The cholinesterase inhibitor drugs have been shown to improve memory in Alzheimer’s disease. They increase the level of a chemical in the brain called acetylcholine which is reduced in Alzheimer’s disease. It has been suggested that this chemical is also reduced in patients with cognitive impairment due to vascular disease, which CADASIL can cause. This study tested whether one of these drugs, called Donepezil, could improve memory and other thinking skills (cognition) in patients with CADASIL. The overall study was negative although there did appear to be a small effect on certain cognitive functions (which we refer to as executive function). However, this was small and did not seem to have a significant effect on an individual’s lifestyle.

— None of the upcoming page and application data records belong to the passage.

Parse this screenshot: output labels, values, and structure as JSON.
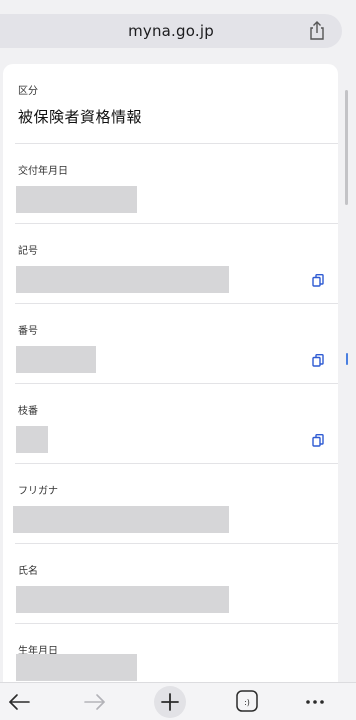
{
  "browser": {
    "url": "myna.go.jp"
  },
  "fields": [
    {
      "label": "区分",
      "value": "被保険者資格情報",
      "copyable": false
    },
    {
      "label": "交付年月日",
      "value": "",
      "copyable": false
    },
    {
      "label": "記号",
      "value": "",
      "copyable": true
    },
    {
      "label": "番号",
      "value": "",
      "copyable": true
    },
    {
      "label": "枝番",
      "value": "",
      "copyable": true
    },
    {
      "label": "フリガナ",
      "value": "",
      "copyable": false
    },
    {
      "label": "氏名",
      "value": "",
      "copyable": false
    },
    {
      "label": "生年月日",
      "value": "",
      "copyable": false
    }
  ],
  "icons": {
    "share": "share-icon",
    "copy": "copy-icon",
    "back": "back-arrow-icon",
    "forward": "forward-arrow-icon",
    "new_tab": "plus-icon",
    "tabs": "tabs-icon",
    "more": "more-dots-icon"
  },
  "toolbar": {
    "tabs_glyph": ":)"
  },
  "colors": {
    "accent": "#2f5bd3",
    "redaction": "#d6d6d8"
  }
}
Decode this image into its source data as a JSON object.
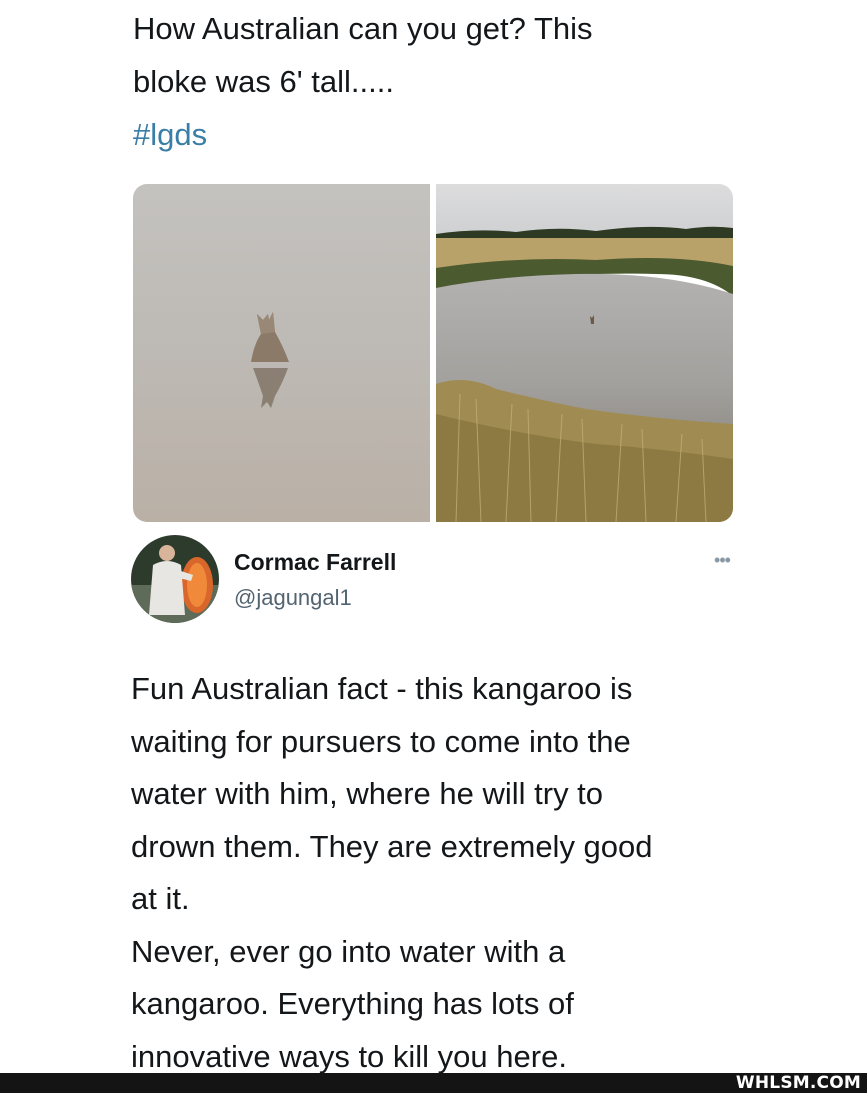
{
  "caption": {
    "line1": "How Australian can you get? This",
    "line2": "bloke was 6' tall.....",
    "hashtag": "#lgds"
  },
  "photos": [
    {
      "icon": "kangaroo-in-water-closeup"
    },
    {
      "icon": "kangaroo-in-dam-landscape"
    }
  ],
  "tweet": {
    "author_name": "Cormac Farrell",
    "author_handle": "@jagungal1",
    "more_label": "•••",
    "lines": [
      "Fun Australian fact - this kangaroo is",
      "waiting for pursuers to come into the",
      "water with him, where he will try to",
      "drown them.  They are extremely good",
      "at it.",
      "Never, ever go into water with a",
      "kangaroo.  Everything has lots of",
      "innovative ways to kill you here."
    ]
  },
  "watermark": "WHLSM.COM",
  "colors": {
    "hashtag": "#3a7ea8",
    "handle": "#536471",
    "text": "#14171a",
    "footer": "#141414"
  }
}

This study is also important as it has shown that it is possible to carry out drug trials in CADASIL. Even though it is a rare disease, by collaborating across many countries and continents, it was possible to include a sufficient number of patients to answer this research question. Hopefully, we will be able to carry out further trials in the future when potentially useful drugs are discovered.
Reference: Dichgans M, Markus HS, Salloway S, Verkkoniemi A, Moline M, Wang Q, Posner H, Chabriat HS. Donepezil in patients with subcortical vascular cognitive impairment: a randomised double-blind trial in CADASIL. Lancet Neurol. 2008 Apr; 7(4): 310-8. Click here for PubMed abstract